Tuesday, November 9, 2010

Even More Inspirational Nonfiction

Here are the latest acquisitions for my own nonfiction shelves, which you might find inspirational or isntructional in gaming, particularly world-building:

Intoxication in Mythology by Ernest L. Abel: This might be useful as you’re brainstorming for your submission for James Maliszewski’s Petty Gods. In encyclopedic fashion, Abel briefly describes deities, substances, locales, and myths from all over the world related to intoxicants. This is sort of broadly defined, so you’ll likely find some entries (like Orion’s story) you wouldn’t have thought of as “drug-related.” It’s an interesting read, which makes me think there should be more subject-focused mythology books like this.

Lost Cities & Ancient Mysteries of the Southwest by David Hatcher Childress: This is shouldn’t be confused with a rigorously scientific archaeological work, and the travelogue nature of it means some sifting is required to find the gold, but it covers just about every weird lost civilization legend of the American Southwest I’ve ever heard of. If you enjoyed my posts on Lost Cities of the Grand Canyon, then this will probably be a welcome edition to your library.

The Tarzan Novels of Edgar Rice Burroughs by David A. Ullery: This bills itself as an illustrated reader’s guide to ERB’s Tarzan series, and that’s exactly what it is--and as such it chock full of world-building goodness from a master who knew how to balance world detail and story. Included is an overview of the Mangani (ape) language, and others from the tales, a section on lost cities, civilizations, and peoples, and a biographical sketch of Tarzan. You don’t have to be a Tarzan fan to find this stuff inspirational. In fact, if you can’t find half a dozen adventure seeds or cool things to swipe for your setting, then you haven’t read it.
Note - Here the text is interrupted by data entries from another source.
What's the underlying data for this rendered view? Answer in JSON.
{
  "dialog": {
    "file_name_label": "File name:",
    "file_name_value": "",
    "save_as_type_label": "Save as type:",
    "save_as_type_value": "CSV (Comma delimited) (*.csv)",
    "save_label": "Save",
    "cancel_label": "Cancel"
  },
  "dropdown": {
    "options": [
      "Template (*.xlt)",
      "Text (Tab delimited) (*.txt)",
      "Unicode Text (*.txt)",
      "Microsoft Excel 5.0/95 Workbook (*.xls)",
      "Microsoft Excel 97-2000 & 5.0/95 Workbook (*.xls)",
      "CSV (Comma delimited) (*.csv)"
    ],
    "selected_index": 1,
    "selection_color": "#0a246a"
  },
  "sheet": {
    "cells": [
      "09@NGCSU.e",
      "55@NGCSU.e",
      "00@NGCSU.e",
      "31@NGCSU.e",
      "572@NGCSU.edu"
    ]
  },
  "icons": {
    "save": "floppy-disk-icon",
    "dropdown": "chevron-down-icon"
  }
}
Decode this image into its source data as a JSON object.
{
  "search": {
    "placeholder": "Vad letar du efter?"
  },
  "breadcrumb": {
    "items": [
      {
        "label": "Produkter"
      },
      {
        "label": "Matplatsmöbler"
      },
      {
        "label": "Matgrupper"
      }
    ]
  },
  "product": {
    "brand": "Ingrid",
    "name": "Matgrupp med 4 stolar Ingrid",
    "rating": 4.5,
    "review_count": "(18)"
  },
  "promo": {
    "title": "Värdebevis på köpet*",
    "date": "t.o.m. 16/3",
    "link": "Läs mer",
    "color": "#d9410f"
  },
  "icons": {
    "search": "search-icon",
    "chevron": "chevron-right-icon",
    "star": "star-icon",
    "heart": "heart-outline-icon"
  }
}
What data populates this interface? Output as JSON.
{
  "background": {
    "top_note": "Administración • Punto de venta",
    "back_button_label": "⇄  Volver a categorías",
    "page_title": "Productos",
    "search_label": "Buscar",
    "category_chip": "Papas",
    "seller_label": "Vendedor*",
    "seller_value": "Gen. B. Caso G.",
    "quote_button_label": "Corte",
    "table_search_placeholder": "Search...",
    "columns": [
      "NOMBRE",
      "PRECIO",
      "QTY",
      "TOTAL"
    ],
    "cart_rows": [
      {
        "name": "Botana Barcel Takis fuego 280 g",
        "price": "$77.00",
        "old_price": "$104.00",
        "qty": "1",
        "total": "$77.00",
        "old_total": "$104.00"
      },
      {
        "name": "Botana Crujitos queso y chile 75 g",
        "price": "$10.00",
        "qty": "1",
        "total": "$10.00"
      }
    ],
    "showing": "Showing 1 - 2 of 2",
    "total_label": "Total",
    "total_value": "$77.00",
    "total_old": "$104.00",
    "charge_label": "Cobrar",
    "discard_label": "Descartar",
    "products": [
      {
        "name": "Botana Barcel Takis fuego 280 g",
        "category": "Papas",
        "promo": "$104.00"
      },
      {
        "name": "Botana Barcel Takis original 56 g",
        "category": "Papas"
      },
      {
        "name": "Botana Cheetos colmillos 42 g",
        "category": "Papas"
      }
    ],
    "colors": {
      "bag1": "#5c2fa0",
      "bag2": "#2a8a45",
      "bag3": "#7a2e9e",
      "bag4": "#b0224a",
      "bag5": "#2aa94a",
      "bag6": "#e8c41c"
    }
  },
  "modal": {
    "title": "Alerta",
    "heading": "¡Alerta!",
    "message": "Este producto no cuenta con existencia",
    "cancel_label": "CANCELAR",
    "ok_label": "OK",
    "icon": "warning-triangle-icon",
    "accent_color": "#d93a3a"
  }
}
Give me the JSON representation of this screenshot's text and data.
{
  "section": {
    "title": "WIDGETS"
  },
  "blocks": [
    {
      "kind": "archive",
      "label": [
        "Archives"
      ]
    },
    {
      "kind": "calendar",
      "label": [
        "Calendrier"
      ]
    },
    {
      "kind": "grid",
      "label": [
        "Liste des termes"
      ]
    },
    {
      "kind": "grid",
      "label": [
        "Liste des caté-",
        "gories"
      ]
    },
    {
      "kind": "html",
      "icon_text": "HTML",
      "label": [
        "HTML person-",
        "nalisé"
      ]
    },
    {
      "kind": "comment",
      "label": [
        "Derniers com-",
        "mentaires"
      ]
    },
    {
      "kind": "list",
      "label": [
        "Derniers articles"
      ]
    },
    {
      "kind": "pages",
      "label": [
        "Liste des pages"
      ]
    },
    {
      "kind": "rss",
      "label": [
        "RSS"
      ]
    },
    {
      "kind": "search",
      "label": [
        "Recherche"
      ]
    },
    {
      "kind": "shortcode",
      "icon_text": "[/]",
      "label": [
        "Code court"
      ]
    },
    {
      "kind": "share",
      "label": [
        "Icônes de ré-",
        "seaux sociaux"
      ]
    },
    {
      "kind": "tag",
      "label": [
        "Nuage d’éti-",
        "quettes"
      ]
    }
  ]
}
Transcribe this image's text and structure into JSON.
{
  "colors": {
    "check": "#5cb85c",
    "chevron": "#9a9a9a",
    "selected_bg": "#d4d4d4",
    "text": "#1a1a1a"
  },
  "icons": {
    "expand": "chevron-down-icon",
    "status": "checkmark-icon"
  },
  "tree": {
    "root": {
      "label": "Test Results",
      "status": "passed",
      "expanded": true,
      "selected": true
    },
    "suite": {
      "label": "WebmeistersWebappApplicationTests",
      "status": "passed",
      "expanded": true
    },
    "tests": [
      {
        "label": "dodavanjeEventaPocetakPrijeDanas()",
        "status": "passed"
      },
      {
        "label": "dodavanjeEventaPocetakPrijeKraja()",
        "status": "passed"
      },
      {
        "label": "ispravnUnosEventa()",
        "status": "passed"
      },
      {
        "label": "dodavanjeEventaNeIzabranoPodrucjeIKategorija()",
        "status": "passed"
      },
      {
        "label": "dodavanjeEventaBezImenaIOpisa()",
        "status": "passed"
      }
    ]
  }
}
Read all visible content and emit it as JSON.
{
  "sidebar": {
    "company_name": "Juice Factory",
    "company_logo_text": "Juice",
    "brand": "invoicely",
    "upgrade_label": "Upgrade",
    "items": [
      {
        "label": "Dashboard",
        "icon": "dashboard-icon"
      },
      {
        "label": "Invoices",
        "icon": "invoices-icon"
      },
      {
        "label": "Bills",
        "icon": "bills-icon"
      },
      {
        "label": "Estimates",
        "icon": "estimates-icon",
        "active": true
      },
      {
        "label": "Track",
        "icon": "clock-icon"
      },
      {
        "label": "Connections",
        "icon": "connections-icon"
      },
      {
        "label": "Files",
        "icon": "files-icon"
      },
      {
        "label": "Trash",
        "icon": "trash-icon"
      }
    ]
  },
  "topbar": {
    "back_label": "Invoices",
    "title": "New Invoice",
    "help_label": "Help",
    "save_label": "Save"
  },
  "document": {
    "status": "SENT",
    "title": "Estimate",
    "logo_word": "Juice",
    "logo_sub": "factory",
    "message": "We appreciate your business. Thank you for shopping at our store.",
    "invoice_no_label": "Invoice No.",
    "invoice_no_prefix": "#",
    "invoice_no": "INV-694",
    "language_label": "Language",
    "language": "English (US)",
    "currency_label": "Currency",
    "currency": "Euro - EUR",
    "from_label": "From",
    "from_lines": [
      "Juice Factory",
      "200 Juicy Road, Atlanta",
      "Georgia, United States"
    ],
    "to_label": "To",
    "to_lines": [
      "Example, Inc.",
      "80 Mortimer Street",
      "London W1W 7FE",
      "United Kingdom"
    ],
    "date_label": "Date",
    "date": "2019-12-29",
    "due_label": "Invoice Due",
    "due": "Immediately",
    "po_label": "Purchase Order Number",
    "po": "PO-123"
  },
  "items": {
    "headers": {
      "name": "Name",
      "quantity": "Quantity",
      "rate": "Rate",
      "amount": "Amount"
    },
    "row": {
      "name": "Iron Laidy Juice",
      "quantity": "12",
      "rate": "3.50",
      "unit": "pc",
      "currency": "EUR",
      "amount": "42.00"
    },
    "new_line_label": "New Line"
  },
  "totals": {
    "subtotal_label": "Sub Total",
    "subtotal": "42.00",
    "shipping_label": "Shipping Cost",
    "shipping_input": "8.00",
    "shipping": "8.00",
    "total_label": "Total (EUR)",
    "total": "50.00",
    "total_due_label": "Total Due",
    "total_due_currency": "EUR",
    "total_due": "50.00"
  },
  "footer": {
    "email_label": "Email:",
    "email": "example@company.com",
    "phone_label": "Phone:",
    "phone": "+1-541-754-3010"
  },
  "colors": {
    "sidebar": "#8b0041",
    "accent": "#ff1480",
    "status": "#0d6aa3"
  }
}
6 comments:

Harald said...

Hehe, that's more or less what I expected from your shelves. Good stuff.

Trey said...

Hey, I've got pretty diverse bookshelves! But the above is probably reasonably representative. ;)

Ryan said...

I like your inspirational selection. I loved the EGR books as a kid and probably more so as an adult. When I saw the "inspirational" tag, I thought I'd find something like Three Insights by Tim Pond (which is pretty insightful, if not in an entirely different genre than what you posted about).

In any case, thanks for sharing these great picks.

Trey said...

Ha! No, I'd have any inspirational books of that type on any of my shelves. ;)

NetherWerks said...

Wow, these will make a nice Xmas-list...

Trey said...

Get those lists in early!